In August, I noticed a large lump in my breast when I was taking a shower. It looked sort of bruised and occasionally hurt. I knew that none of this was normal and I assumed the worst. I tried to focus on other things and work toward my future. But the same thoughts always crept back into my mind: “what will I do if I’m diagnosed with breast cancer?”
As a relatively positive person, I tried to make light of the situation but the light was often hard to find. It flicked on and off, sometimes distracting me from my fears and sometimes leaving me in the dark, crying into my pillow and endlessly Googling my symptoms. When I looked online and spoke to medical professionals, I kept seeing and hearing, “you’re young so it’s probably a benign condition.”
But I also knew that though breast cancer is uncommon among young people, it is not unheard of, either.
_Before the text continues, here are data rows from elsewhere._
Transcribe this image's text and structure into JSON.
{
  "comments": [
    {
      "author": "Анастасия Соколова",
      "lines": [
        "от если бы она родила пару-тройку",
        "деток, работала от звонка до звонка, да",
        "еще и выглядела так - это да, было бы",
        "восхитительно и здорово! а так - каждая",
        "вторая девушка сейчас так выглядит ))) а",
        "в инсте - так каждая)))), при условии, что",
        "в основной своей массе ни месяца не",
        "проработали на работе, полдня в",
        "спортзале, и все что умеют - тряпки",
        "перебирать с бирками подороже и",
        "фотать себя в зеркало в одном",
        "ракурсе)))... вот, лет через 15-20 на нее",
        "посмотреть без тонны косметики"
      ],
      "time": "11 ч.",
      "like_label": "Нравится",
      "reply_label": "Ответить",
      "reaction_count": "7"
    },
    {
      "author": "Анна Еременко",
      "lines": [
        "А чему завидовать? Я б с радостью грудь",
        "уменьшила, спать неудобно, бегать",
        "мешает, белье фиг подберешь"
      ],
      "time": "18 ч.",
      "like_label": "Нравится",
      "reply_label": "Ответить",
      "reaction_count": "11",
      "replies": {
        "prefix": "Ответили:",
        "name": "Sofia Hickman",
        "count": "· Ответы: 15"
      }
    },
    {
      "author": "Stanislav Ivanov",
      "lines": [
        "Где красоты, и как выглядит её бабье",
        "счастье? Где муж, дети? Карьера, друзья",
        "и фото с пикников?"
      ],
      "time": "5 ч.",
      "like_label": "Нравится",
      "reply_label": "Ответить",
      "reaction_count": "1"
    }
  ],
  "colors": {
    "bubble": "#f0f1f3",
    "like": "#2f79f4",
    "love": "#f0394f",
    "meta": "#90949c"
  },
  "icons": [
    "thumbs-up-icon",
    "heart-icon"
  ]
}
I am not special – it could affect anyone. It could affect me.
The month of October was the hardest for me. My concerns about my health consumed me. Any free time I had was spent Googling breast cancer symptoms. I knew this wasn’t a good or healthy thing to do. I knew this that wasn’t the best way to get information and that I was scaring myself. But I didn’t know how to talk about it. I bottled up my feelings, trying to keep up with my daily schedule of being a college student and feeling like the only young person who had to deal with this. I am not the only young person who has dealt with something like this. If you notice breast abnormalities at a young age, you’re not alone.
This wasn’t the first time I had a breast lump. I had another when I was 16 and it wasn’t removed at that time. I had an ultrasound and was told that the lump was benign. My doctors told me to keep watching it. When I found the second lump, I still had the first one too. I didn’t want to have them checked because I was afraid of the results. However, getting them checked was so important for my health, even though it was scary. The second lump was uglier and more obvious than the first one, and I wasn’t advised to simply watch it. After having an ultrasound, I was told that it was probably benign, but I should have a needle biopsy to make sure. Because of my fears, the appearance of the lump, the desire to just get them out of my body, and a variety of other reasons, I opted to have both of the lumps surgically removed instead. I was shaking when my surgeon’s office called me. Both lumps ended up being benign. Now, I realize the importance of checking my breasts for abnormalities. I understand the importance of valuing my health and my body and taking care of it, even when I might get results that I really, really don’t want to hear.
It’s easy to find pink merchandise and people going around campus collecting money for breast cancer awareness during the month of October (or anytime). It’s not that those efforts are inherently bad. Some organizations are controversial but that’s a whole different story. With all of this “breast cancer awareness,” though, why was I still so unaware about breast conditions?
I think there’s an additional awareness component missing – though various awareness campaigns might remind people that the issue exists and bring attention to it, the color pink never taught me anything about my own breast health. I knew virtually nothing before this experience. I had never seen a pamphlet about breast conditions until I went to see a surgeon. I heard “check yourself” again and again but I didn’t realize the importance or how it might affect me.
Evidently, I’m not a medial professional and cannot provide medical advice. Everyone’s experience is different.
But I hope we can begin to expand the conversation and advocate for more awareness, research and access to information for young women. For all women.